Jan Hofmeyr & Butch Rice
The one-sentence summary
The customers that your data says are your most satisfied may be the most likely to leave tomorrow, so are you asking the right questions and measuring the right dimensions?
WHAT THE BOOK SAYS
- Some customers appear to be loyal because they habitually buy a product, but does this mean they are committed to it?
- The Conversion Model allows you to segment users by commitment to stay, and non-users by openness to adopt your brand
- By applying this to your brand, and competitors, you can identify the right strategy to defend share (if you are a large brand), or steal it (if small
- Loyalty is what customers do. Commitment is what they feel
- Customers can appear deceptively loyal but actually be uncommitted (they might only use the brand because everyone else does (Microsoft), through lack of choice, affordability, or distribution
ELEMENTS OF THE BOOK I PARTICULARLY LIKE
There is a useful segmentation element:
- Users are entrenched or average (committed); shallow or convertible (uncommitted).
- Non-users are available or ambivalent (open); weakly or strongly (unavailable)
A “last straw” can make a committed user snap and switch to another. The moment is hard to predict, the decision is usually irreversible, and to cap it all they tend to become a missionary against that brand.
There is an amusing example showing the correlation between the number of lamp-posts in the world and the number of babies born every year, which shows the danger of assuming causality between variables.
There are interesting ‘common mistakes’ that marketers make:
- Unnecessary price-cutting
- It erodes the total brand equity in the market and seldom results in long-term share increases
- Too much advertising
- Advertising for small brands is less effective than for large
- Too little advertising
- Brand leaders should behave like one
- Believing that advertising can change perceptions
- Advertising works best at reinforcing current beliefs
- Spending too much on customers who are unavailable

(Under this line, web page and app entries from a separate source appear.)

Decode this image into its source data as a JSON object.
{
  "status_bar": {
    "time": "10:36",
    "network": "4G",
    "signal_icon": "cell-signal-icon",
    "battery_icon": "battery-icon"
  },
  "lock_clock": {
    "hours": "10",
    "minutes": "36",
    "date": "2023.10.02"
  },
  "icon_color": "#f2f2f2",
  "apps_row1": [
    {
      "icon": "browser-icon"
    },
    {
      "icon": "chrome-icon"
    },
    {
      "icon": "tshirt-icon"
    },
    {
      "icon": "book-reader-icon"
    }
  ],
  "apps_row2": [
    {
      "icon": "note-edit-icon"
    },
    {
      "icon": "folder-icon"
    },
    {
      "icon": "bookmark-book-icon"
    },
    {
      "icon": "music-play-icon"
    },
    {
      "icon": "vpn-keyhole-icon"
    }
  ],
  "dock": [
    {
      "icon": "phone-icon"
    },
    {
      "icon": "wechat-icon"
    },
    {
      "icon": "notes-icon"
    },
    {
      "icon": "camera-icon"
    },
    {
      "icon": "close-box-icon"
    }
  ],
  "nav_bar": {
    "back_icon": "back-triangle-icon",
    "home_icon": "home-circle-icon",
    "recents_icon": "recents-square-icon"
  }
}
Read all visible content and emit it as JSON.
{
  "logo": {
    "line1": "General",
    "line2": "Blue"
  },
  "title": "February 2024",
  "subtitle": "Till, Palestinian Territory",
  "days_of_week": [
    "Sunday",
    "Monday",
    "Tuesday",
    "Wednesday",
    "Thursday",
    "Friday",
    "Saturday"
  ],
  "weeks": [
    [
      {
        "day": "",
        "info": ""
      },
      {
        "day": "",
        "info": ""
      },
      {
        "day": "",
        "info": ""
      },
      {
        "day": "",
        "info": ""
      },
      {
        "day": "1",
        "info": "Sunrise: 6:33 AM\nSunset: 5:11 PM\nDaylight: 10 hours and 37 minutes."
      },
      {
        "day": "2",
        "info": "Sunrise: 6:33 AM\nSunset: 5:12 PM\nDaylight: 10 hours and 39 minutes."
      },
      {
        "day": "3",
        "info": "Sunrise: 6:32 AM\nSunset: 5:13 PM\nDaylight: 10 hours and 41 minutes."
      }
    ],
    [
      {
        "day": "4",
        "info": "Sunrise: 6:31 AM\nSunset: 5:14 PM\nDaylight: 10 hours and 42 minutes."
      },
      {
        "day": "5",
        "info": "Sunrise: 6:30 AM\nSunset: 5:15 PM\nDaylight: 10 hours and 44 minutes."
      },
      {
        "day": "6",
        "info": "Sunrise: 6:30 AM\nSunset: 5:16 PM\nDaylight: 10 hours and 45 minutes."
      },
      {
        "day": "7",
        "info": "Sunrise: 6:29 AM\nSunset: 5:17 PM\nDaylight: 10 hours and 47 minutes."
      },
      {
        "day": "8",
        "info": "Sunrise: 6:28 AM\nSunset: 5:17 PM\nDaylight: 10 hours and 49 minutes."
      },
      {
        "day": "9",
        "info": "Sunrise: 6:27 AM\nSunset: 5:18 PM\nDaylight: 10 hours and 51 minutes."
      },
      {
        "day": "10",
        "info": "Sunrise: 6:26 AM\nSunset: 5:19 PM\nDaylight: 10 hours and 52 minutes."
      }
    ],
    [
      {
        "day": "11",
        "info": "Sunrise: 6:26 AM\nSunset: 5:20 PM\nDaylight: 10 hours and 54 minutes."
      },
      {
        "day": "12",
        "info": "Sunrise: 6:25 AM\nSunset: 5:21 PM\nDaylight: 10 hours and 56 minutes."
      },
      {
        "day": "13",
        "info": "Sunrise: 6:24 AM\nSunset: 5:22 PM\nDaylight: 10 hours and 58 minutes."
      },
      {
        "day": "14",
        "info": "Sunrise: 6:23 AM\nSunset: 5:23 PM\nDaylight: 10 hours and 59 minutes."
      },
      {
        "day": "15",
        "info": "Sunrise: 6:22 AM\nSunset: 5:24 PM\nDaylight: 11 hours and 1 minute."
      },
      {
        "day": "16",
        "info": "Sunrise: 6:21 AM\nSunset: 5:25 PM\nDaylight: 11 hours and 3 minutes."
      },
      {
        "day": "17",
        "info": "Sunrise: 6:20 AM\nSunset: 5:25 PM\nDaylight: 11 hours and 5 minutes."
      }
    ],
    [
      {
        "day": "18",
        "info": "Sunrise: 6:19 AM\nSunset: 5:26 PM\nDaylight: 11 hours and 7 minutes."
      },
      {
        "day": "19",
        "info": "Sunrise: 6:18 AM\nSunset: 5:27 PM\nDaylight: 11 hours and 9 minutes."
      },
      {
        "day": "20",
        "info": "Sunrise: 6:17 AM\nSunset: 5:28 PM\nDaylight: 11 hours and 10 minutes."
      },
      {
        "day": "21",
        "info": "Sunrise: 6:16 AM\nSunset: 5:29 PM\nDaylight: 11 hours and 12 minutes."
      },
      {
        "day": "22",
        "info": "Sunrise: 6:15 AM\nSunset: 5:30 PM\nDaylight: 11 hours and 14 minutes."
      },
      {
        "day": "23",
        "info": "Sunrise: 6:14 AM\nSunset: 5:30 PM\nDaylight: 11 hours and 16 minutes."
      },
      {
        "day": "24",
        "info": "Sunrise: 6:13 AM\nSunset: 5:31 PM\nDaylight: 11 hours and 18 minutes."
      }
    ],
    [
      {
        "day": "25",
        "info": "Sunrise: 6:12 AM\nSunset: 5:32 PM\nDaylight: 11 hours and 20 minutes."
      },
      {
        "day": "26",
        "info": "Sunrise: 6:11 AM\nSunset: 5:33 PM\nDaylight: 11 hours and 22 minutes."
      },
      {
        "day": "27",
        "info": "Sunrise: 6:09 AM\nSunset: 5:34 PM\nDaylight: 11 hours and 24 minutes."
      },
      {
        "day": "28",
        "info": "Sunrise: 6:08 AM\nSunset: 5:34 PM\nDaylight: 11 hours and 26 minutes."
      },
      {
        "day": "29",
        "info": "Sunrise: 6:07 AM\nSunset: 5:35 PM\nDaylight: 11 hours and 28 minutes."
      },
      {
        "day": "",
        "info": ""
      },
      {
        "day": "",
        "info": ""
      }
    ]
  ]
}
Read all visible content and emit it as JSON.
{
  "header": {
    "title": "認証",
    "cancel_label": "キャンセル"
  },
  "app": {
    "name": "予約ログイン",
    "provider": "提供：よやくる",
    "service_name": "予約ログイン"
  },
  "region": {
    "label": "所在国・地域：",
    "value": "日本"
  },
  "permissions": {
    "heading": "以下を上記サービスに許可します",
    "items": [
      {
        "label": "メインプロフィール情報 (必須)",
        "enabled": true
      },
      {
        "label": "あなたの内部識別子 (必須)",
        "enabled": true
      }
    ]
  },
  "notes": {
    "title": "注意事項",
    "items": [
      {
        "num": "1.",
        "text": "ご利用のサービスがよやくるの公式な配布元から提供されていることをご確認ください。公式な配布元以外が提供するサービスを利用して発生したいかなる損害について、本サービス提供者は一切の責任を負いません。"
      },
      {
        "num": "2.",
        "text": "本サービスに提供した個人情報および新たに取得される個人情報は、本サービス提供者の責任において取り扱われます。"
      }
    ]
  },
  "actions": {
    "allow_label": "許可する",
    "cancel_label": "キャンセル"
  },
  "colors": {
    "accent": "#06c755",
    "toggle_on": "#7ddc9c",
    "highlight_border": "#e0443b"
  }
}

- Trying to have a relationship with customers who don’t want one
Lots of customers simply don’t want relationships with your brand, so they shouldn’t be forced